A single figure is required: the number of lines below in which the word "اليمن" occurs.

>>>

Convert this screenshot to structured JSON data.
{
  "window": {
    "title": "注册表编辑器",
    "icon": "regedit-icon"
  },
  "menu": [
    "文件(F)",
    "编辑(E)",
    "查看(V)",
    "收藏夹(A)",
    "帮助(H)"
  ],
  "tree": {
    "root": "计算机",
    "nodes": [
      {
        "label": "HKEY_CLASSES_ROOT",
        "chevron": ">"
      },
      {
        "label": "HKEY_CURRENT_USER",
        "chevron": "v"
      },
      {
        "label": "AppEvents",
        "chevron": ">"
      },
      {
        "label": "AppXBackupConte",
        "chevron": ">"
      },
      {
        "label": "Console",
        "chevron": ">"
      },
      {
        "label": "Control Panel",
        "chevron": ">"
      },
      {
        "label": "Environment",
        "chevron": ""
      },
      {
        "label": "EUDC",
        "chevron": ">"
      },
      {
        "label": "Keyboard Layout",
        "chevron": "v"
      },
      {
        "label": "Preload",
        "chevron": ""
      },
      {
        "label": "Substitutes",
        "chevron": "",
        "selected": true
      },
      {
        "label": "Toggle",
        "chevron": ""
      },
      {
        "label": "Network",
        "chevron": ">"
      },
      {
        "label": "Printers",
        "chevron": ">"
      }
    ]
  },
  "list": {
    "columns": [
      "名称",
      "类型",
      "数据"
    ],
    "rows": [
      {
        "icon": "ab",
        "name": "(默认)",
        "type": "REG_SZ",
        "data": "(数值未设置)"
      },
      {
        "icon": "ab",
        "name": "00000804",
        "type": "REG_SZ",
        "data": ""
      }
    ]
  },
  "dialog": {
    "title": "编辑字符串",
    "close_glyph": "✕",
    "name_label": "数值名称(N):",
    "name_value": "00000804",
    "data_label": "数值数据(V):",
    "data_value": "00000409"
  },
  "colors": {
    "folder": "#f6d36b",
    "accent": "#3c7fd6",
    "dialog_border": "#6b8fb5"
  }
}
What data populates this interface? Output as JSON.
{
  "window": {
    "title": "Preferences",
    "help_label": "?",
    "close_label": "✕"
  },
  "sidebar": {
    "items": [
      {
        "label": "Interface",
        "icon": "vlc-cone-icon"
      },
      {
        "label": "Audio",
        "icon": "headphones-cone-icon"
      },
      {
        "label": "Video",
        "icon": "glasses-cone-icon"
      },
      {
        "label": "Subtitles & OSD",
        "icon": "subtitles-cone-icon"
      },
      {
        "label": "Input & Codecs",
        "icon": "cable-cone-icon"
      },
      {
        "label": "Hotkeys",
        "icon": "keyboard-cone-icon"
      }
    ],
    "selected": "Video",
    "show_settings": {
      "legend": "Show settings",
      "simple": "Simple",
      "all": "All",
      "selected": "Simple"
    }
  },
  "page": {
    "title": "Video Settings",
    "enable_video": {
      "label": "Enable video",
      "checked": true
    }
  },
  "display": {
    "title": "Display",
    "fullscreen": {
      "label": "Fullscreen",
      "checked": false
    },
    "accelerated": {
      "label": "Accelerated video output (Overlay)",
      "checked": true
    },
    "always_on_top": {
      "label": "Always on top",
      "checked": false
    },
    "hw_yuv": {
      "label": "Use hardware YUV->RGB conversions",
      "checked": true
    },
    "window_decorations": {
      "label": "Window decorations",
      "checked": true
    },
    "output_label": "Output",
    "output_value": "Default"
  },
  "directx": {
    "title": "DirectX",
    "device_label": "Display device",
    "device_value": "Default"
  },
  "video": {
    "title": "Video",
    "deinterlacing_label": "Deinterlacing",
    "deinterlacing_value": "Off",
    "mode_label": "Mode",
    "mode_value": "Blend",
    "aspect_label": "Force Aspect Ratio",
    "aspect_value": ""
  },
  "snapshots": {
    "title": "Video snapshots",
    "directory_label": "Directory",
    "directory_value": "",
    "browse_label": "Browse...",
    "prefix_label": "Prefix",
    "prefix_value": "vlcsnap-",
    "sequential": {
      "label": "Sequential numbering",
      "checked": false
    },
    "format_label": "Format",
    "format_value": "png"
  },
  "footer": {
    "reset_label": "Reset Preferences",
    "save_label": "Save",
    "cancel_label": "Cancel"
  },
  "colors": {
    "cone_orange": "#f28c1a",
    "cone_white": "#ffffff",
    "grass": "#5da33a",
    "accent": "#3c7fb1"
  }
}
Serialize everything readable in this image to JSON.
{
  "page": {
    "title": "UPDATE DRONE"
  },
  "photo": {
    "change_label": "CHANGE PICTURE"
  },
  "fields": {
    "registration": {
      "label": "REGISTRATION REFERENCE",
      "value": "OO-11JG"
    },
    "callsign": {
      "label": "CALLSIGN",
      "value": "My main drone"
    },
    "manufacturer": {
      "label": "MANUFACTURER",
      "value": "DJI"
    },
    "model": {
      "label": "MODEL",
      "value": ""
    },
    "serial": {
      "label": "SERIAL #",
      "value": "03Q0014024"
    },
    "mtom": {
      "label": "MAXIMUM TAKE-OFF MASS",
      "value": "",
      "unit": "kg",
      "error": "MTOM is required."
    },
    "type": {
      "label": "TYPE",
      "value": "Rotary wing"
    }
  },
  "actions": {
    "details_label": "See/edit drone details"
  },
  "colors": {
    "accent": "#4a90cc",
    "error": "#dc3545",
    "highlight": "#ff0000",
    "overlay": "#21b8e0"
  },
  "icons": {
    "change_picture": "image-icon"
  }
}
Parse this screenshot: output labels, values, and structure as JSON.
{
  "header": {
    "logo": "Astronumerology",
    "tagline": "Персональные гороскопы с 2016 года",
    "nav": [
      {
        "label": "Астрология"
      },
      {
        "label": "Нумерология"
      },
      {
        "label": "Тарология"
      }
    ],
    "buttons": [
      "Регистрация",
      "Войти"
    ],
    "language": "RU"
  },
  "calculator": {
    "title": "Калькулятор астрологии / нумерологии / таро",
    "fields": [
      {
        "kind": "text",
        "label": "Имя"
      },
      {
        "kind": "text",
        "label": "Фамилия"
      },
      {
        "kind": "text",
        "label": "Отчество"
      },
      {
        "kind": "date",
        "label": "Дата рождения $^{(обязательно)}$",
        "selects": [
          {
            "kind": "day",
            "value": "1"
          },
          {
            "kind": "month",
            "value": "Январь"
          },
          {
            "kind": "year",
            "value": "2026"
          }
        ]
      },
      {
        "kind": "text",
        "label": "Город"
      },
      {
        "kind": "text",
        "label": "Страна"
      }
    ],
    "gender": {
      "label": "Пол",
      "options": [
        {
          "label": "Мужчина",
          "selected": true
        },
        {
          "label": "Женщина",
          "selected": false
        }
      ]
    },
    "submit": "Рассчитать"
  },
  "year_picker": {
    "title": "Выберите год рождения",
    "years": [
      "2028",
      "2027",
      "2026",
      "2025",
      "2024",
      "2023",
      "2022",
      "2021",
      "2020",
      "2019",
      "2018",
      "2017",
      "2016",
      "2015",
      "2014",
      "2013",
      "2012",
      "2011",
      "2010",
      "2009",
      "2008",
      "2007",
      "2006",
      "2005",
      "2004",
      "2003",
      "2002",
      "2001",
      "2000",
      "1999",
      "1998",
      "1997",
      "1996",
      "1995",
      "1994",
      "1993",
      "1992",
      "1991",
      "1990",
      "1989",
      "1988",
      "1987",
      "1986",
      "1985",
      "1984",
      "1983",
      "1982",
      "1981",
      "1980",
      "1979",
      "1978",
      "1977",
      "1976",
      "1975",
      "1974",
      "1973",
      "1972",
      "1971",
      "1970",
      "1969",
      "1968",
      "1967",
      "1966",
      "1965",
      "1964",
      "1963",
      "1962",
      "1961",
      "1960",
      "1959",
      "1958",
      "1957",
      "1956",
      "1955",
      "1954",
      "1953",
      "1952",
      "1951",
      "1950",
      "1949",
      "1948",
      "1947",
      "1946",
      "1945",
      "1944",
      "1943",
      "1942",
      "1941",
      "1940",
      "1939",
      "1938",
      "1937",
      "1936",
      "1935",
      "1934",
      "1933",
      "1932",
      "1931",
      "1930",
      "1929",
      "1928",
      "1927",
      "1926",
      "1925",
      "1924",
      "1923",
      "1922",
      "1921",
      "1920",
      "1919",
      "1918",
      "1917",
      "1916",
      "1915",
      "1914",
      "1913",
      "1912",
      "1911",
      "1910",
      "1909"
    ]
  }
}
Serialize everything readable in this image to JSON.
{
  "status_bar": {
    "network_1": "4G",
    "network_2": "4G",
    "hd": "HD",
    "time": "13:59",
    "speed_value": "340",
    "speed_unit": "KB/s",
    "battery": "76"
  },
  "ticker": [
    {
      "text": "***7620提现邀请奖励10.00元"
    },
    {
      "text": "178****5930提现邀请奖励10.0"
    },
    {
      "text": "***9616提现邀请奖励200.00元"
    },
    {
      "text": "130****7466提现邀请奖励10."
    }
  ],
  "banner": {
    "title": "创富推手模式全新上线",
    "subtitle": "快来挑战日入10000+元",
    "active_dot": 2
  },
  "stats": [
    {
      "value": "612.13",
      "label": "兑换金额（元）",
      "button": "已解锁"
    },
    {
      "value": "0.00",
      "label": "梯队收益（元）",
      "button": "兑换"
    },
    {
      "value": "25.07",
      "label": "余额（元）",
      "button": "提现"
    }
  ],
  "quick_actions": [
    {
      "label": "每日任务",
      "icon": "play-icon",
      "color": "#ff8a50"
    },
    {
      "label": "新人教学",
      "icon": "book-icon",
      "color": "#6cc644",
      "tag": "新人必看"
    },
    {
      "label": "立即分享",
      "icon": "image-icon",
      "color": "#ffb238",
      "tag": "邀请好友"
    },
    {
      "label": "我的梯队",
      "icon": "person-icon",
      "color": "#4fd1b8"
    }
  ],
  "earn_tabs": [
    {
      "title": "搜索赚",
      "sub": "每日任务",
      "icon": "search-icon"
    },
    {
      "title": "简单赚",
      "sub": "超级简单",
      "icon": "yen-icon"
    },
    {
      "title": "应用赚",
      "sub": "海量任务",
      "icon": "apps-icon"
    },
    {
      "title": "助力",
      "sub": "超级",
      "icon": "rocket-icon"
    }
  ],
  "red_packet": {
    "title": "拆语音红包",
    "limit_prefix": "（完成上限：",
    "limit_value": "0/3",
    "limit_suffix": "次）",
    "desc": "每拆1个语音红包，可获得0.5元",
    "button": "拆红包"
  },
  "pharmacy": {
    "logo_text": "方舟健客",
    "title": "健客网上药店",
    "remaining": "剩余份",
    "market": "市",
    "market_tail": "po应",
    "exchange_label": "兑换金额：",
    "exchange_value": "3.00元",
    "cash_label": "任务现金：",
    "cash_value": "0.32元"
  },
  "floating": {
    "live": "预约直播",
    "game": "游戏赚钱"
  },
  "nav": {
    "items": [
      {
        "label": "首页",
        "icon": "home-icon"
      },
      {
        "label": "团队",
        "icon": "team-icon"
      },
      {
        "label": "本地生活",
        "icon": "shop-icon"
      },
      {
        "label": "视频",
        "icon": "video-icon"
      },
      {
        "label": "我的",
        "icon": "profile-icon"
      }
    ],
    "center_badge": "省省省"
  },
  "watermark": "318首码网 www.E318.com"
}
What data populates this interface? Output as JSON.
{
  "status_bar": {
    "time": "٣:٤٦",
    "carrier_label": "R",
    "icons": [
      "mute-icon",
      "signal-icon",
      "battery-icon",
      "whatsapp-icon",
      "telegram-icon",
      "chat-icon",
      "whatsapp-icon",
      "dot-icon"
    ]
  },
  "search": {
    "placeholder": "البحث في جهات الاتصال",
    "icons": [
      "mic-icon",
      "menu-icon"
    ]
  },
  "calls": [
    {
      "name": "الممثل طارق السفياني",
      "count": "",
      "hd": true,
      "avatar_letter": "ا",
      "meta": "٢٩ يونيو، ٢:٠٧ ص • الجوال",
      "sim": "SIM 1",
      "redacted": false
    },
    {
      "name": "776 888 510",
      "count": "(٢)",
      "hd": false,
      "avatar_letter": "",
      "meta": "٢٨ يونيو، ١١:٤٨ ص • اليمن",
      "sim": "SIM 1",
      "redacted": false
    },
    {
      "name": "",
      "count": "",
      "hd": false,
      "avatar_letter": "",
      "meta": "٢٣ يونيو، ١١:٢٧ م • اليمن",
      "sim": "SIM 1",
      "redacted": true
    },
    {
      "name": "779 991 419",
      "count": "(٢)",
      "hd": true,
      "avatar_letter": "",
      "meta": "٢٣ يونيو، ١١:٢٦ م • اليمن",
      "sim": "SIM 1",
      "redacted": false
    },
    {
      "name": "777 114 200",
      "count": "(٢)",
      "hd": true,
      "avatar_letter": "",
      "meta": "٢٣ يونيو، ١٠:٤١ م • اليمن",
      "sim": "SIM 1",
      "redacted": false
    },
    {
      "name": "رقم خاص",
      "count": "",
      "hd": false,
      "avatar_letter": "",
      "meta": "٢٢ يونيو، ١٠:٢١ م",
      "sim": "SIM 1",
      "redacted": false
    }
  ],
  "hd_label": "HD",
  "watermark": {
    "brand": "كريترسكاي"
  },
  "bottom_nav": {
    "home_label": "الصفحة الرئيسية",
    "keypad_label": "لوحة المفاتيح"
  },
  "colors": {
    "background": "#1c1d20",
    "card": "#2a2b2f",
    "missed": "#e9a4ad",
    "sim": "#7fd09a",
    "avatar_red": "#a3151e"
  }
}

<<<

EXPECTED OUTPUT: 4